→ WHAT IS EXPECTED
From the first line to the last, output the data exactly as it stands, minus its pictures.

→ RECORDS SUPPLIED
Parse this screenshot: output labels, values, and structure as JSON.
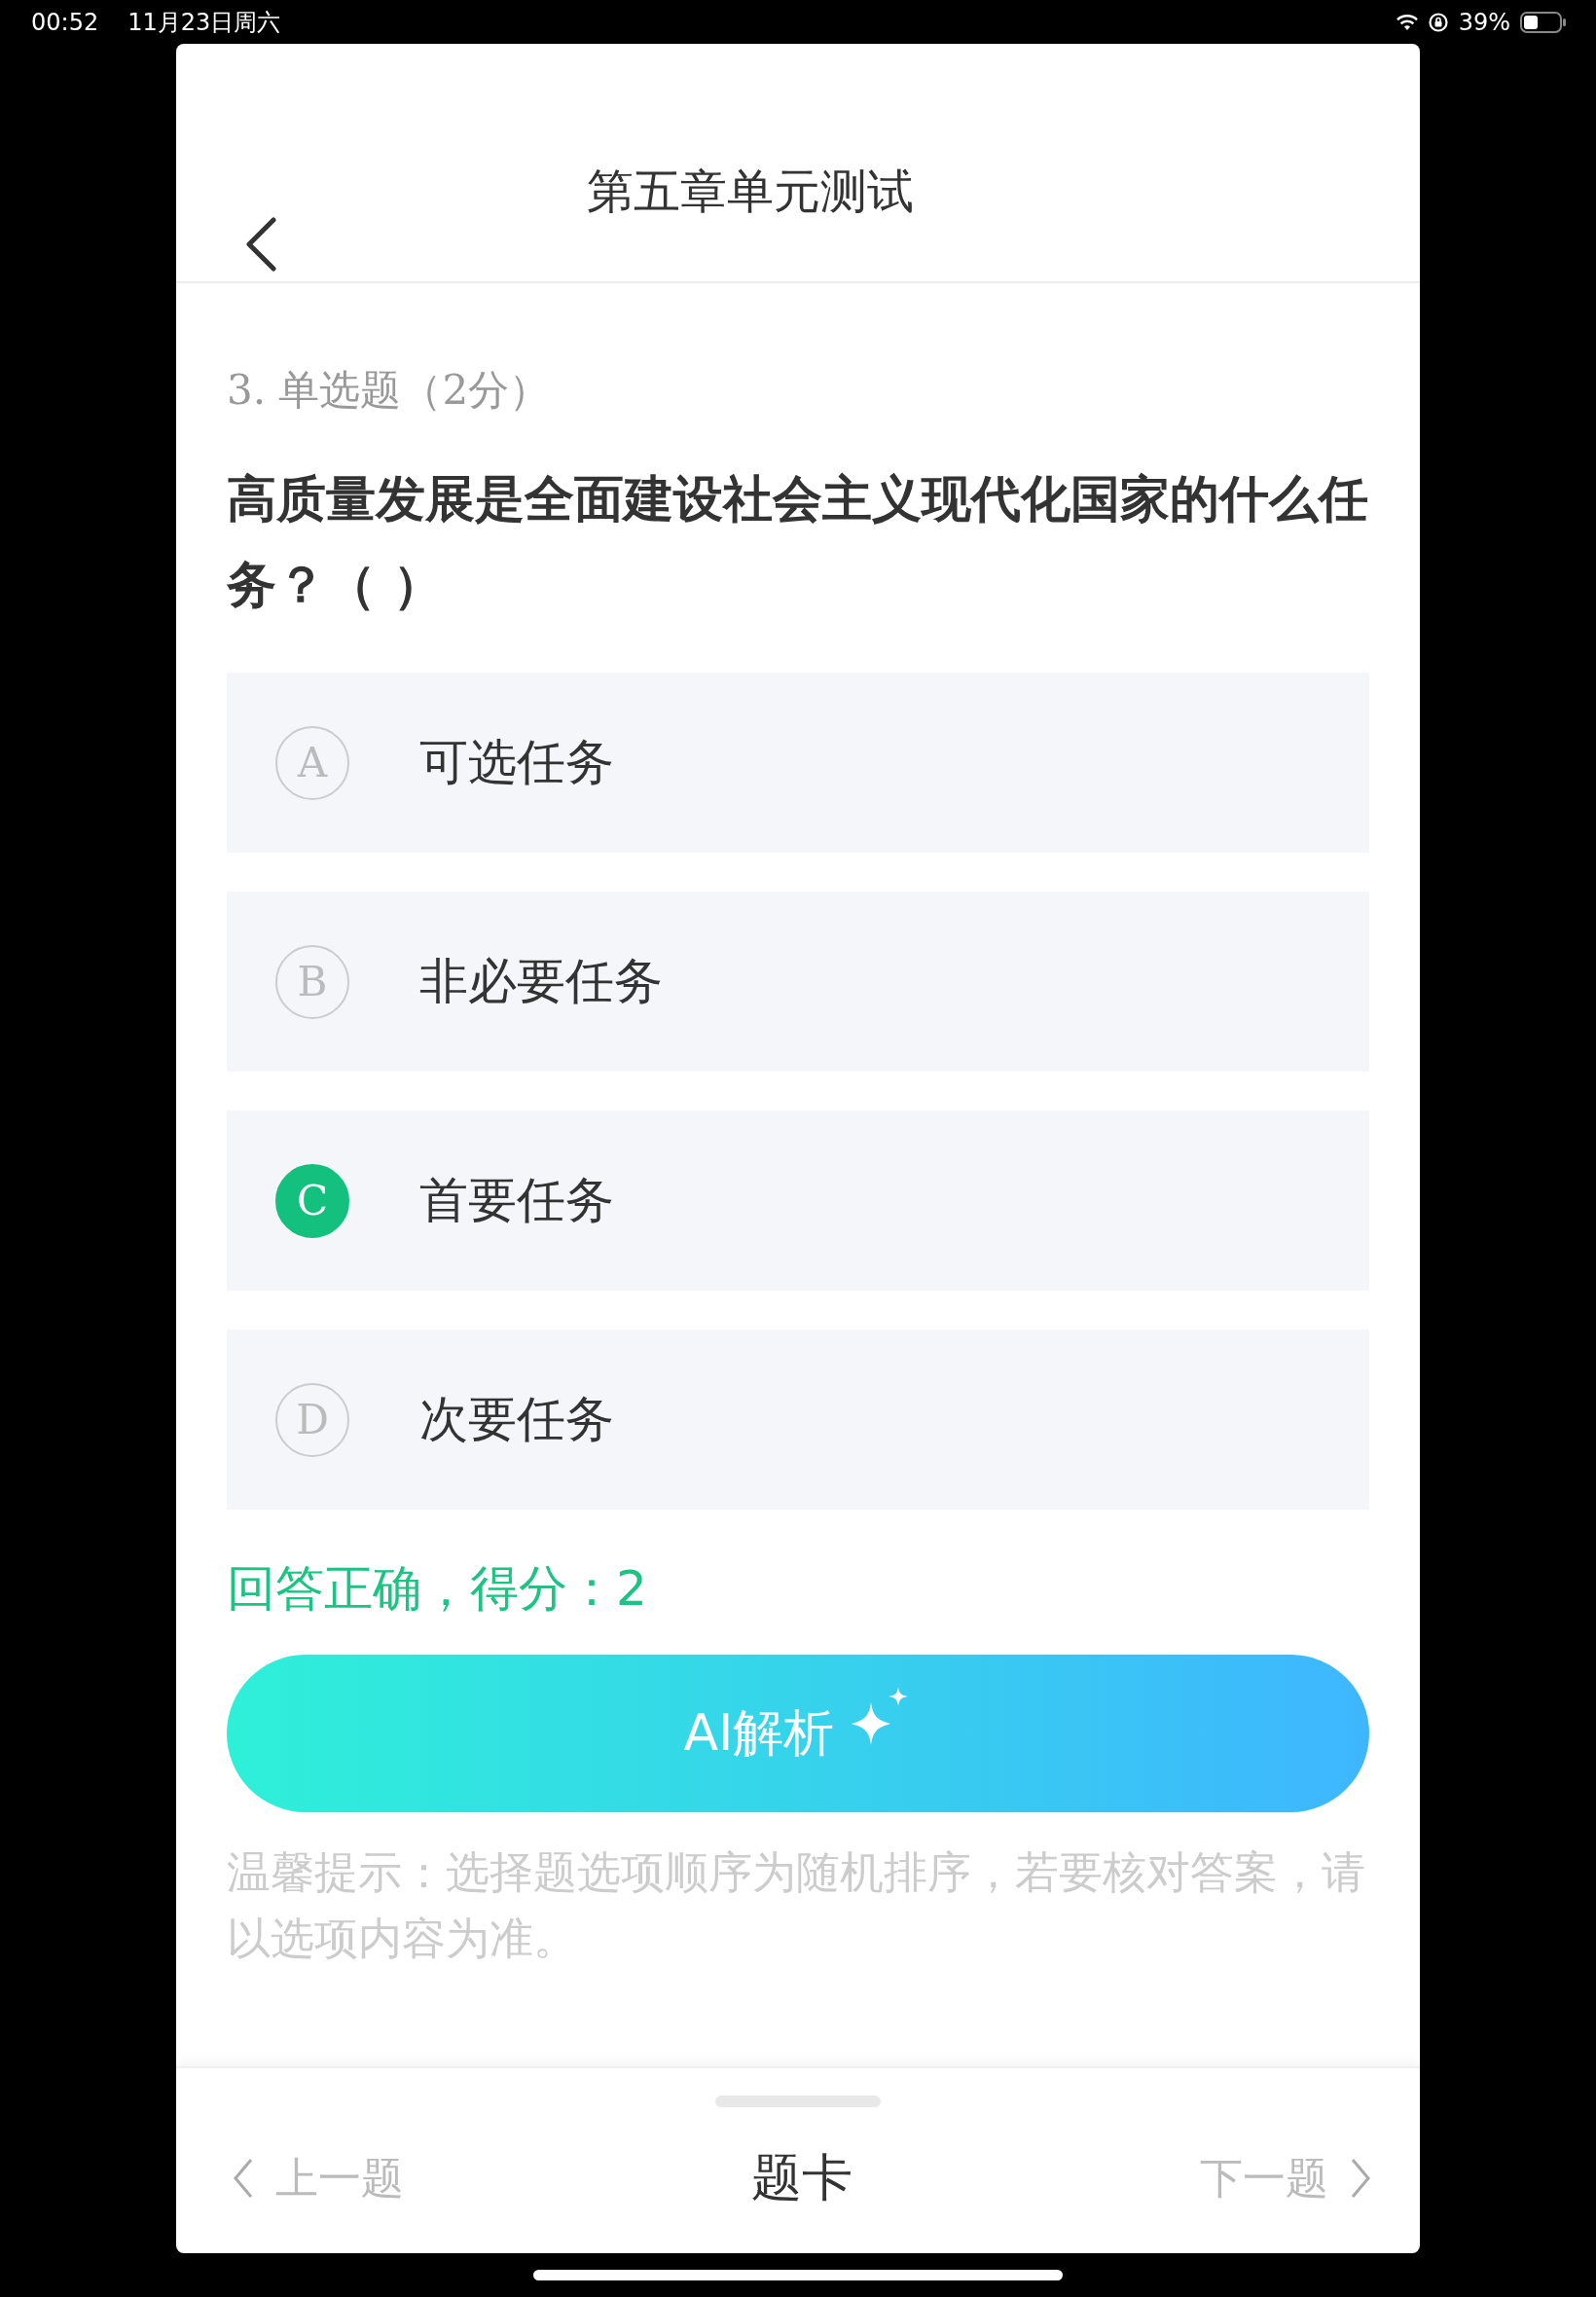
{
  "status_bar": {
    "time": "00:52",
    "date": "11月23日周六",
    "battery": "39%"
  },
  "header": {
    "title": "第五章单元测试"
  },
  "question": {
    "type_label": "3. 单选题（2分）",
    "text": "高质量发展是全面建设社会主义现代化国家的什么任务？（ ）"
  },
  "options": [
    {
      "letter": "A",
      "text": "可选任务",
      "selected": false
    },
    {
      "letter": "B",
      "text": "非必要任务",
      "selected": false
    },
    {
      "letter": "C",
      "text": "首要任务",
      "selected": true
    },
    {
      "letter": "D",
      "text": "次要任务",
      "selected": false
    }
  ],
  "result": {
    "text": "回答正确，得分：2"
  },
  "ai_button": {
    "label": "AI解析"
  },
  "tip": {
    "text": "温馨提示：选择题选项顺序为随机排序，若要核对答案，请以选项内容为准。"
  },
  "footer": {
    "prev": "上一题",
    "card": "题卡",
    "next": "下一题"
  }
}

→ SOLVED PROBLEM
Parse this screenshot: output labels, values, and structure as JSON.
{
  "status_bar": {
    "time": "00:52",
    "date": "11月23日周六",
    "battery": "39%"
  },
  "header": {
    "title": "第五章单元测试"
  },
  "question": {
    "type_label": "3. 单选题（2分）",
    "text": "高质量发展是全面建设社会主义现代化国家的什么任务？（ ）"
  },
  "options": [
    {
      "letter": "A",
      "text": "可选任务",
      "selected": false
    },
    {
      "letter": "B",
      "text": "非必要任务",
      "selected": false
    },
    {
      "letter": "C",
      "text": "首要任务",
      "selected": true
    },
    {
      "letter": "D",
      "text": "次要任务",
      "selected": false
    }
  ],
  "result": {
    "text": "回答正确，得分：2"
  },
  "ai_button": {
    "label": "AI解析"
  },
  "tip": {
    "text": "温馨提示：选择题选项顺序为随机排序，若要核对答案，请以选项内容为准。"
  },
  "footer": {
    "prev": "上一题",
    "card": "题卡",
    "next": "下一题"
  }
}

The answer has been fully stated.